* _TASK TO CARRY OUT_
Please reproduce the data exactly, excluding any pictures it contains.

Stored dataset items:
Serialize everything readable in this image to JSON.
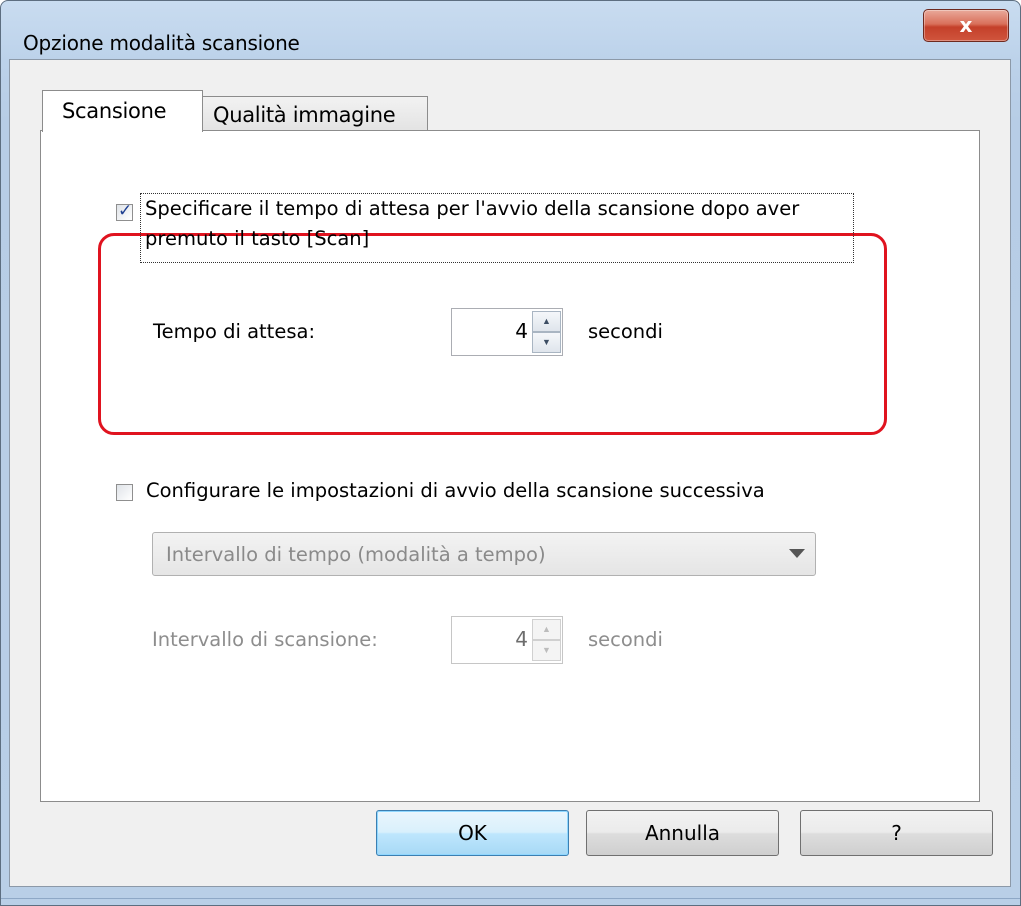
{
  "window": {
    "title": "Opzione modalità scansione",
    "close_label": "x"
  },
  "tabs": [
    {
      "label": "Scansione",
      "active": true
    },
    {
      "label": "Qualità immagine",
      "active": false
    }
  ],
  "wait_option": {
    "checked": true,
    "label_line1": "Specificare il tempo di attesa per l'avvio della scansione dopo aver",
    "label_line2": "premuto il tasto [Scan]",
    "wait_label": "Tempo di attesa:",
    "wait_value": "4",
    "wait_unit": "secondi"
  },
  "next_scan_option": {
    "checked": false,
    "label": "Configurare le impostazioni di avvio della scansione successiva",
    "mode_selected": "Intervallo di tempo (modalità a tempo)",
    "interval_label": "Intervallo di scansione:",
    "interval_value": "4",
    "interval_unit": "secondi"
  },
  "buttons": {
    "ok": "OK",
    "cancel": "Annulla",
    "help": "?"
  },
  "colors": {
    "highlight": "#e0131f",
    "checkmark": "#1e3f91",
    "default_button": "#3c7fb1"
  }
}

* _WRITTEN REPLY_
Serialize everything readable in this image to JSON.
{
  "window": {
    "title": "Opzione modalità scansione",
    "close_label": "x"
  },
  "tabs": [
    {
      "label": "Scansione",
      "active": true
    },
    {
      "label": "Qualità immagine",
      "active": false
    }
  ],
  "wait_option": {
    "checked": true,
    "label_line1": "Specificare il tempo di attesa per l'avvio della scansione dopo aver",
    "label_line2": "premuto il tasto [Scan]",
    "wait_label": "Tempo di attesa:",
    "wait_value": "4",
    "wait_unit": "secondi"
  },
  "next_scan_option": {
    "checked": false,
    "label": "Configurare le impostazioni di avvio della scansione successiva",
    "mode_selected": "Intervallo di tempo (modalità a tempo)",
    "interval_label": "Intervallo di scansione:",
    "interval_value": "4",
    "interval_unit": "secondi"
  },
  "buttons": {
    "ok": "OK",
    "cancel": "Annulla",
    "help": "?"
  },
  "colors": {
    "highlight": "#e0131f",
    "checkmark": "#1e3f91",
    "default_button": "#3c7fb1"
  }
}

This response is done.